TASK TO CARRY OUT -
Return all lines below containing the word "gear".

(Excerpts from an interface dataset)
_ _ _ _

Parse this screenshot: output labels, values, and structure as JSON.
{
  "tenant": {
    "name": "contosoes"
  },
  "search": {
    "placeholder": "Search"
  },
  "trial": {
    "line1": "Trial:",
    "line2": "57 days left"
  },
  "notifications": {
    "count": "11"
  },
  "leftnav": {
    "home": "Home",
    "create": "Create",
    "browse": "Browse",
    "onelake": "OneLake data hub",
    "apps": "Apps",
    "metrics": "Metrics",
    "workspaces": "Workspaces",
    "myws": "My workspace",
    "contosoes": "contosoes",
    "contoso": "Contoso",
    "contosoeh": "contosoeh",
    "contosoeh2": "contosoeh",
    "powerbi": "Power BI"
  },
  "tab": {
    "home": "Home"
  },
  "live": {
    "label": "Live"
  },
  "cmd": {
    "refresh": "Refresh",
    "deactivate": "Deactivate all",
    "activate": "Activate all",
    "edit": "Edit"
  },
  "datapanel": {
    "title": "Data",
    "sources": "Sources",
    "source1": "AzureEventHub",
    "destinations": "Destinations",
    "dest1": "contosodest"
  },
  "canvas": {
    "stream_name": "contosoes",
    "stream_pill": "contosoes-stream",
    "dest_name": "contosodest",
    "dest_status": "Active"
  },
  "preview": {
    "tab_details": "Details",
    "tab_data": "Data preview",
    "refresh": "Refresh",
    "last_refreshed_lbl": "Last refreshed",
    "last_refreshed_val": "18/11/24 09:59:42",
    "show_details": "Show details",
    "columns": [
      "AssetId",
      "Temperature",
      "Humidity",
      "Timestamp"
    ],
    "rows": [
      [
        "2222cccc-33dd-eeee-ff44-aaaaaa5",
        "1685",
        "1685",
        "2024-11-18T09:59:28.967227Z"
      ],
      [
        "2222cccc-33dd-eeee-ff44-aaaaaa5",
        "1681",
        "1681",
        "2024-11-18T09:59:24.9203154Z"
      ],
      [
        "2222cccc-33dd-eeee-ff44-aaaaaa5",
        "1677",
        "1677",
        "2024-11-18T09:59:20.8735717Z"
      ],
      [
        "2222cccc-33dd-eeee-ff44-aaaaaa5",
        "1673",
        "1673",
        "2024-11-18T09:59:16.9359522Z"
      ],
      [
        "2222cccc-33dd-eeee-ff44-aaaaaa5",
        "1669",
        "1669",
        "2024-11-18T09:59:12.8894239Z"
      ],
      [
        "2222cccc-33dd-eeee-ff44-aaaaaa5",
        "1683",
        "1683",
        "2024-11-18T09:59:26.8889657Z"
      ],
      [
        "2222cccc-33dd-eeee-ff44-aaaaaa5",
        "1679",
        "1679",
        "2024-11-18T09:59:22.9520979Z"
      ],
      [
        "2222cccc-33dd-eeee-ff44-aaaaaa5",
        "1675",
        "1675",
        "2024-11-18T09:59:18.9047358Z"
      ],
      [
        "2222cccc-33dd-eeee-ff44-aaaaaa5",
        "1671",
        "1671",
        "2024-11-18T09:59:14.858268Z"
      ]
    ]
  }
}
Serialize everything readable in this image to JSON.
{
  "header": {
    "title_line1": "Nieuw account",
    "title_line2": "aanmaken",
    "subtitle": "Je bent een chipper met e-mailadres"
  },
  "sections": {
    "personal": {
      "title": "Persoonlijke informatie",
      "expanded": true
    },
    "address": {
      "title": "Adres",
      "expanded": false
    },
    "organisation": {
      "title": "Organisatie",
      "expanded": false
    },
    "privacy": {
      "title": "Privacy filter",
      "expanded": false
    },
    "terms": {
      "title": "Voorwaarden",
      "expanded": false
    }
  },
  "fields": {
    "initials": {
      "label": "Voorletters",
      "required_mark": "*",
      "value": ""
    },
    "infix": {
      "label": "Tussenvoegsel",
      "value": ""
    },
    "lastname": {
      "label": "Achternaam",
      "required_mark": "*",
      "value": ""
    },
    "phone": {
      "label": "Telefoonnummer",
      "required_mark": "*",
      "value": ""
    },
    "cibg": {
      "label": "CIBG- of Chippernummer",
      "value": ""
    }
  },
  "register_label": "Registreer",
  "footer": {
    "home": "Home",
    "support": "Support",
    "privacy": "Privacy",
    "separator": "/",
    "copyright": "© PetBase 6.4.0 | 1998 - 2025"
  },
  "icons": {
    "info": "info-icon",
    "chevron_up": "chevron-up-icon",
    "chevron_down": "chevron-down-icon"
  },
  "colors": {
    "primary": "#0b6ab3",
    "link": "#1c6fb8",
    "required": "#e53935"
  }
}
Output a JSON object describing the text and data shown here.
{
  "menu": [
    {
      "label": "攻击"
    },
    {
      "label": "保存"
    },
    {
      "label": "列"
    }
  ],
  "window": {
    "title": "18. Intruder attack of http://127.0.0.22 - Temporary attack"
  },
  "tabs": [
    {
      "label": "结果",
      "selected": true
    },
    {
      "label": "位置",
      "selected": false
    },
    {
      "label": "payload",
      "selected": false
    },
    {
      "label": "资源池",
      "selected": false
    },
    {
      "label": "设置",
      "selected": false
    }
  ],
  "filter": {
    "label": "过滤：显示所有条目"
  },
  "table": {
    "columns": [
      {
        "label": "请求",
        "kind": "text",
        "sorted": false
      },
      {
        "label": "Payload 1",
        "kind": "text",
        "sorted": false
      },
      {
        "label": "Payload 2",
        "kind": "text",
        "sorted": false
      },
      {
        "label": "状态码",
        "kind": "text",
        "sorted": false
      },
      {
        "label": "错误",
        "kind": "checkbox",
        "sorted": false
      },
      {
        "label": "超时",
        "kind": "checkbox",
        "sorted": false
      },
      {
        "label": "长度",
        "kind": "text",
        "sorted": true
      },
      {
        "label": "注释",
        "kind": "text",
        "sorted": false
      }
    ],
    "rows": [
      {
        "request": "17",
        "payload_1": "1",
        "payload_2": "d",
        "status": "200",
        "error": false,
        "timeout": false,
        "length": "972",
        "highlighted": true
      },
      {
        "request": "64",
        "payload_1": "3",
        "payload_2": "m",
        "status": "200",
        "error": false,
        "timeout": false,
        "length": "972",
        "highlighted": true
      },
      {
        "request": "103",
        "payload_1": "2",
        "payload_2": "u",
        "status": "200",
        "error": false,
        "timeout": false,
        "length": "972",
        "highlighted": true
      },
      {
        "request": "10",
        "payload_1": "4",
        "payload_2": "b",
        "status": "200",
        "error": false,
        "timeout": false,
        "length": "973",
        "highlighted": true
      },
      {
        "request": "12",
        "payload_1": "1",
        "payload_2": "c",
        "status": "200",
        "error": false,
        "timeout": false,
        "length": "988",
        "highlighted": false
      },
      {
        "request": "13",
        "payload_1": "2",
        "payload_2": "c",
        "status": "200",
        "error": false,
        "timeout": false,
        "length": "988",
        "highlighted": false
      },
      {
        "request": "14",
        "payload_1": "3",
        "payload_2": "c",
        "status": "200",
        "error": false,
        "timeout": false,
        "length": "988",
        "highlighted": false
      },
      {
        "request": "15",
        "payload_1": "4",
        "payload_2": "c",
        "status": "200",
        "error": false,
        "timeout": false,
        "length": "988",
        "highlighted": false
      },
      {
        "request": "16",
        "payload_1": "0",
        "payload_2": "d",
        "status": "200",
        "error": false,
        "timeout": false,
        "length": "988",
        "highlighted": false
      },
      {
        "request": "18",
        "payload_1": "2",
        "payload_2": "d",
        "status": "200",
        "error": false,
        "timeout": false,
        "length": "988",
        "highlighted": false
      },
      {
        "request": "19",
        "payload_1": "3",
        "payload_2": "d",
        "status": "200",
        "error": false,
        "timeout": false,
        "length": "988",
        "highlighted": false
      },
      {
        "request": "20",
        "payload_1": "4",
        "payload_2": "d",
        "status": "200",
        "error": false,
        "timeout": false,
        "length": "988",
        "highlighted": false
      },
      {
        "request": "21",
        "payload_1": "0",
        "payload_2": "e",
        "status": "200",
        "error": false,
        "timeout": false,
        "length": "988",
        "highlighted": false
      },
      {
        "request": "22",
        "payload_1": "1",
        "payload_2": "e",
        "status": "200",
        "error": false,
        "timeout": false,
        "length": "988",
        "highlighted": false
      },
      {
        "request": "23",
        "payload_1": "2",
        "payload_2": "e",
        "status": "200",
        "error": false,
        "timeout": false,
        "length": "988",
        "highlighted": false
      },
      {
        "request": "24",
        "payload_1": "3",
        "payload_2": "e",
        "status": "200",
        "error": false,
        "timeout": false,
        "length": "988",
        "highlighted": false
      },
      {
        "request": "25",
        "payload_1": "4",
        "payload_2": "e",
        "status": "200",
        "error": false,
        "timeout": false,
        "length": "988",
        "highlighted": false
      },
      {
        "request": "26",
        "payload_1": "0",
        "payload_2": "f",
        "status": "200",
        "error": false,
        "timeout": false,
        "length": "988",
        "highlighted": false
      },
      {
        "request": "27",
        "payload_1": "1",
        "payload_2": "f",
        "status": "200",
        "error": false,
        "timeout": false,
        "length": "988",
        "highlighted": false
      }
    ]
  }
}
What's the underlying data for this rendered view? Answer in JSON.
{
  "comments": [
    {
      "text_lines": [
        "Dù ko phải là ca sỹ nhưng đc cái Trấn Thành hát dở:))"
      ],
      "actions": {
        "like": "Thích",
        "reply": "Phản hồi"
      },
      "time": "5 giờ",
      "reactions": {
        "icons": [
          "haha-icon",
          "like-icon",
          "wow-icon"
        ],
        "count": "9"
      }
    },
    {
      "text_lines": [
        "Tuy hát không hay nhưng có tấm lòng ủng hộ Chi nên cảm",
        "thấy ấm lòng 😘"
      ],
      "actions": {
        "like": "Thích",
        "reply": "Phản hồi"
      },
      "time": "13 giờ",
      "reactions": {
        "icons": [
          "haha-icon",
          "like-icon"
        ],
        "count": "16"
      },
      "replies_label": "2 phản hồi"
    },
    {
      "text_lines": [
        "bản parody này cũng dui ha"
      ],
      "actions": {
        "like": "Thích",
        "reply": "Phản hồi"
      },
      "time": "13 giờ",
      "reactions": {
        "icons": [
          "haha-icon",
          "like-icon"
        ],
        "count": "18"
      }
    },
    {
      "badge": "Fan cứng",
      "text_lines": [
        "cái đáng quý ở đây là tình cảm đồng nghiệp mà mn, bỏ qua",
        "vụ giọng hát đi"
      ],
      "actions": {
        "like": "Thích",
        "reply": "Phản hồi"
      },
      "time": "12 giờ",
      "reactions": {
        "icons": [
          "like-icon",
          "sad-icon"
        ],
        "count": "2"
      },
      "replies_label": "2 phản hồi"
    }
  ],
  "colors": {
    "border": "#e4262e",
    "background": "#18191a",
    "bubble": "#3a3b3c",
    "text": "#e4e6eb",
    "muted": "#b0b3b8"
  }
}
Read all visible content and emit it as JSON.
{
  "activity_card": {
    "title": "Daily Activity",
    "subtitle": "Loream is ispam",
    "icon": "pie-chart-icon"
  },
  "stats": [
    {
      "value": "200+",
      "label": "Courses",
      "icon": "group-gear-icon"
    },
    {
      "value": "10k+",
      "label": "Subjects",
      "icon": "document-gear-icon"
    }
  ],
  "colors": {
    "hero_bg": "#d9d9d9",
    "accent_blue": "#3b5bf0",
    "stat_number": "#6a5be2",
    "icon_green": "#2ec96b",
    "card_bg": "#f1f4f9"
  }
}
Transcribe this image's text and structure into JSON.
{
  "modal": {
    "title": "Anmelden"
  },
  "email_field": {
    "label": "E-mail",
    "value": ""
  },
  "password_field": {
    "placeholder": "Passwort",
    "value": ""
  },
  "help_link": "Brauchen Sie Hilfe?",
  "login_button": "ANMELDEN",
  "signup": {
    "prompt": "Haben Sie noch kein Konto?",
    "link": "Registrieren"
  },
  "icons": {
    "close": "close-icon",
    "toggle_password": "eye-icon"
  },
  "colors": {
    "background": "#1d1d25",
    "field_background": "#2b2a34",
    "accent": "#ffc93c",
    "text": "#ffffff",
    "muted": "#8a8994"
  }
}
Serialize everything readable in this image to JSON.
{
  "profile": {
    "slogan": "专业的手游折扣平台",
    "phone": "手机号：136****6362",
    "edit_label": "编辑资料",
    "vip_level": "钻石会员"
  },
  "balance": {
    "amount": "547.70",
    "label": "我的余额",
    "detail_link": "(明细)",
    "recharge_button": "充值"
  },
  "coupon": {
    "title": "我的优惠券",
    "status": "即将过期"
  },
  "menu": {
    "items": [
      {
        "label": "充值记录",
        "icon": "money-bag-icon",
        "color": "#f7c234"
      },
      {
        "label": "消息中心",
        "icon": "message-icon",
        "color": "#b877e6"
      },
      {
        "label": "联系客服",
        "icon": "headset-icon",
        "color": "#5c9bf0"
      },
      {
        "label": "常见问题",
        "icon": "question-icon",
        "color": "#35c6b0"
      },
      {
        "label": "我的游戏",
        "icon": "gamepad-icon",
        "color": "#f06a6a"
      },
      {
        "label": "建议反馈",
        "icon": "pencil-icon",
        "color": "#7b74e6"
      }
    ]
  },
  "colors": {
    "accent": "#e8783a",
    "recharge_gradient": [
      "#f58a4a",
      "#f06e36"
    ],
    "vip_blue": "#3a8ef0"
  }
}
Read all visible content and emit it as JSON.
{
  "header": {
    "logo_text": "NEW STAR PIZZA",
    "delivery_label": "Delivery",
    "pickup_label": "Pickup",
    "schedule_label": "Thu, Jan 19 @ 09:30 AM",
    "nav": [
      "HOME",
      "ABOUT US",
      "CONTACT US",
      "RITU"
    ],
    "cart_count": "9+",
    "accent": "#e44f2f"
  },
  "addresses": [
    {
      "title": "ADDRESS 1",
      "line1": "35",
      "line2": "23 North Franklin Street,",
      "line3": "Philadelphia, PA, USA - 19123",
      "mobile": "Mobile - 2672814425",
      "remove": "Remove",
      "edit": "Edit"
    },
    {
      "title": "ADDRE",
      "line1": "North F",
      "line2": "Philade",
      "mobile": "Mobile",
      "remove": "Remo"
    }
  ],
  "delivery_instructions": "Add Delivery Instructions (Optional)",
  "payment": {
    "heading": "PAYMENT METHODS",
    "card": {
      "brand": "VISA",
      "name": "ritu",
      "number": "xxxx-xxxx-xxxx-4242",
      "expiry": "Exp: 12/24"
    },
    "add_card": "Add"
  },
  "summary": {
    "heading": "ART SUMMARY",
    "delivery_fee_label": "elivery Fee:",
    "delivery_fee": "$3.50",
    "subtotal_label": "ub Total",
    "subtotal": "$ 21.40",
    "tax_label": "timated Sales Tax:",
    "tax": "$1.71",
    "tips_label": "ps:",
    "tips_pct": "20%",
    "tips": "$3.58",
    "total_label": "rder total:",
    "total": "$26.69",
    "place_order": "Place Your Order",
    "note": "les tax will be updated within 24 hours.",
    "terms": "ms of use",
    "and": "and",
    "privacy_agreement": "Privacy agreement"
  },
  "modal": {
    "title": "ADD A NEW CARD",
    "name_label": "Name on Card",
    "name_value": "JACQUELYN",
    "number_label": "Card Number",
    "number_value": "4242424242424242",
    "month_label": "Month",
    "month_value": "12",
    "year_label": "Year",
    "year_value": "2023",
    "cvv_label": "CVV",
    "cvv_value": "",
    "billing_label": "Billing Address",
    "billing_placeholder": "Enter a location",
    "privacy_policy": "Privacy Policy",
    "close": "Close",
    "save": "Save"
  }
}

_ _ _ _

SOLUTION -
      "icon": "group-gear-icon"
      "icon": "document-gear-icon"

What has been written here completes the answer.